“Diet matters to depression,” Professor Jacka says. “Better quality diets are consistently associated with reduced depression, while diets high in processed foods are associated with increased depression and often anxiety. Worryingly, this seems to be the case right from the start of life.”
From Pregnancy to Childhood And Beyond
“We led a very large study of more than 20,000 mothers and their children that showed the children of mothers who ate an unhealthier diet during pregnancy had higher levels of behaviours that are linked to mental disorders”, says Professor Jacka.
“This is consistent with what we see in animal experiments, where unhealthy diets fed to pregnant animals result in many changes to the brain and behaviours in offspring. This is very important to understand if we want to think about preventing mental disorders in the first place.”
There has never been a more important time for her work. In the 20 years betweem 1986 and 2006, data from the US and UK found that the percentage of young people suffering from mental health issues had doubled.
This is particularly depressing since the average age for the onset of anxiety is just six, and for depression it’s 13, and once children develop these conditions, they can become recurrent life-long issues.

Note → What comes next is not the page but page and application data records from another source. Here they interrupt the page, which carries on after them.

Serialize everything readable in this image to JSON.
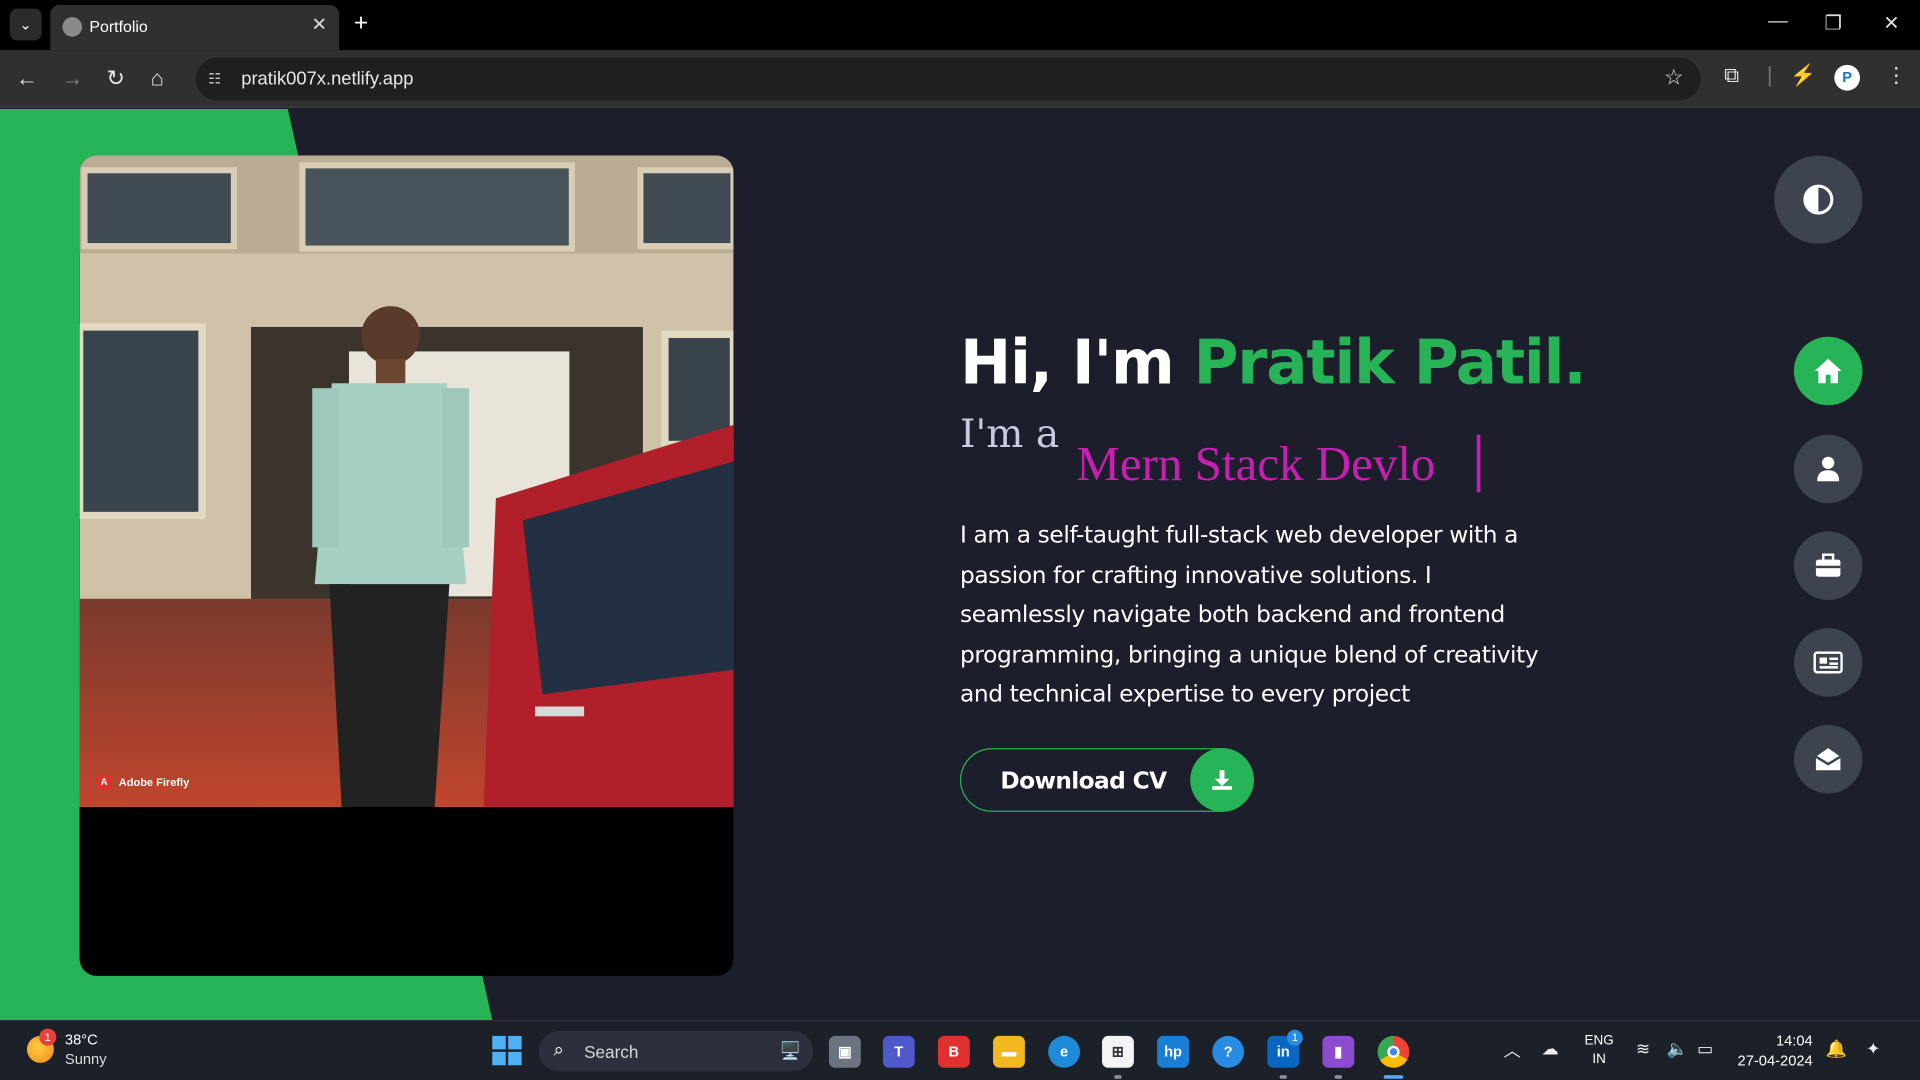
{
  "browser": {
    "tab_title": "Portfolio",
    "url": "pratik007x.netlify.app",
    "profile_initial": "P",
    "tab_close": "✕",
    "new_tab": "+"
  },
  "hero": {
    "greeting_prefix": "Hi, I'm ",
    "name": "Pratik Patil.",
    "role_prefix": "I'm a",
    "role_typed": "Mern Stack Devlo",
    "bio": "I am a self-taught full-stack web developer with a passion for crafting innovative solutions. I seamlessly navigate both backend and frontend programming, bringing a unique blend of creativity and technical expertise to every project",
    "cv_button": "Download CV",
    "photo_watermark": "Adobe Firefly",
    "accent_color": "#26b457",
    "typed_color": "#c71fb3"
  },
  "side_nav": {
    "items": [
      {
        "icon": "home-icon",
        "active": true
      },
      {
        "icon": "user-icon",
        "active": false
      },
      {
        "icon": "briefcase-icon",
        "active": false
      },
      {
        "icon": "newspaper-icon",
        "active": false
      },
      {
        "icon": "envelope-open-icon",
        "active": false
      }
    ]
  },
  "taskbar": {
    "temperature": "38°C",
    "weather": "Sunny",
    "weather_badge": "1",
    "search_placeholder": "Search",
    "language_line1": "ENG",
    "language_line2": "IN",
    "time": "14:04",
    "date": "27-04-2024",
    "linkedin_badge": "1"
  }
}
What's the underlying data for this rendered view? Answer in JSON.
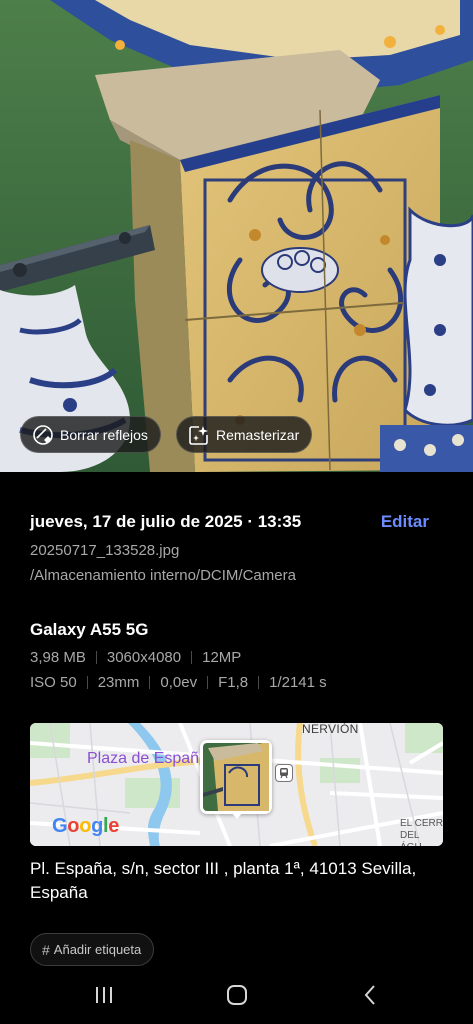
{
  "photo_actions": {
    "erase_reflections": {
      "label": "Borrar reflejos",
      "icon": "erase-reflection-icon"
    },
    "remaster": {
      "label": "Remasterizar",
      "icon": "sparkle-edit-icon"
    }
  },
  "details": {
    "datetime": "jueves, 17 de julio de 2025 · 13:35",
    "edit_label": "Editar",
    "filename": "20250717_133528.jpg",
    "path": "/Almacenamiento interno/DCIM/Camera"
  },
  "camera": {
    "device": "Galaxy A55 5G",
    "file_specs": [
      "3,98 MB",
      "3060x4080",
      "12MP"
    ],
    "exposure_specs": [
      "ISO 50",
      "23mm",
      "0,0ev",
      "F1,8",
      "1/2141 s"
    ]
  },
  "map": {
    "place_label": "Plaza de Españ",
    "district_label": "NERVIÓN",
    "corner_label_line1": "EL CERR",
    "corner_label_line2": "DEL ÁGU",
    "google_logo": [
      "G",
      "o",
      "o",
      "g",
      "l",
      "e"
    ]
  },
  "location": {
    "address": "Pl. España, s/n, sector III , planta 1ª, 41013 Sevilla, España"
  },
  "tags": {
    "add_tag_label": "Añadir etiqueta",
    "hash_symbol": "#"
  },
  "colors": {
    "accent": "#6d8bff",
    "secondary_text": "#a8a8a8",
    "map_place": "#8a4fd0"
  }
}
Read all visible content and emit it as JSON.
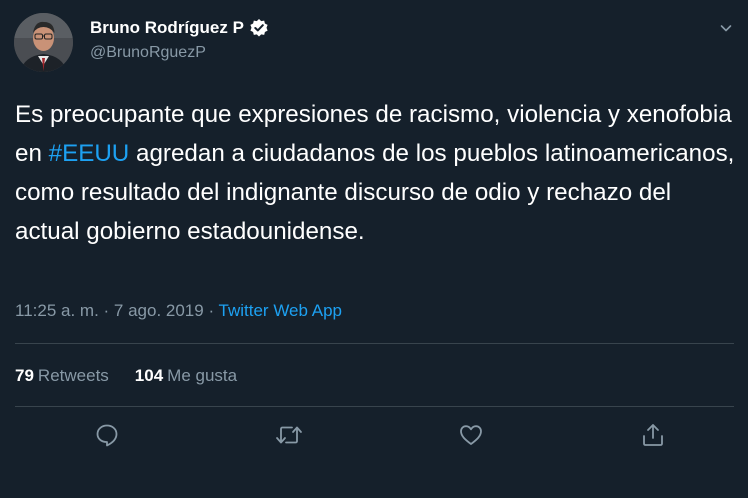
{
  "author": {
    "name": "Bruno Rodríguez P",
    "handle": "@BrunoRguezP"
  },
  "tweet": {
    "text_before": "Es preocupante que expresiones de racismo, violencia y xenofobia en ",
    "hashtag": "#EEUU",
    "text_after": " agredan a ciudadanos de los pueblos latinoamericanos, como resultado del indignante discurso de odio y rechazo del actual gobierno estadounidense."
  },
  "meta": {
    "time": "11:25 a. m.",
    "sep1": " · ",
    "date": "7 ago. 2019",
    "sep2": " · ",
    "source": "Twitter Web App"
  },
  "stats": {
    "retweets_count": "79",
    "retweets_label": "Retweets",
    "likes_count": "104",
    "likes_label": "Me gusta"
  },
  "icons": {
    "reply": "reply-icon",
    "retweet": "retweet-icon",
    "like": "like-icon",
    "share": "share-icon",
    "verified": "verified-badge-icon",
    "caret": "chevron-down-icon"
  },
  "colors": {
    "background": "#15202b",
    "accent": "#1da1f2",
    "secondary_text": "#8899a6",
    "divider": "#38444d"
  }
}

So What Should Be On Your Dinner Plate?
Professor Jacka recommends the Mediterranean diet: vegetables, fruit, whole grains, legumes, nuts, olive oil, seafood; poultry, eggs, cheese, yogurt in moderation; red meat and sweets less often.
She says that 30g of nuts daily are beneficial. “Nuts are very high in antioxidants and oxidative stress underpins most non-communicable diseases. Your body needs good nutrition to work properly and so does your brain.”
She also recommends looking after our gut health by increasing fibre in the form of plant foods and including vinegars, such as balsamic and apple cider vinegar, in our diets. In addition, she recommends fermented foods, such as sauerkraut and kombucha, as a good way to introduce friendly bacteria to our intestines.
And what about nutritional supplements? There is evidence that zinc taken in conjunction with antidepressants improves their effectiveness. An amino acid called N-acetyl Cysteine (NAC) has bene shown to help people with depressions and B vitamins may play a role too. Also, fish oil has been found to help prevent at-risk young people from developing full-blown psychosis.
“It could be that in the future, referrals to dietitians will be common for people with mental illness,” Professor Jacka says.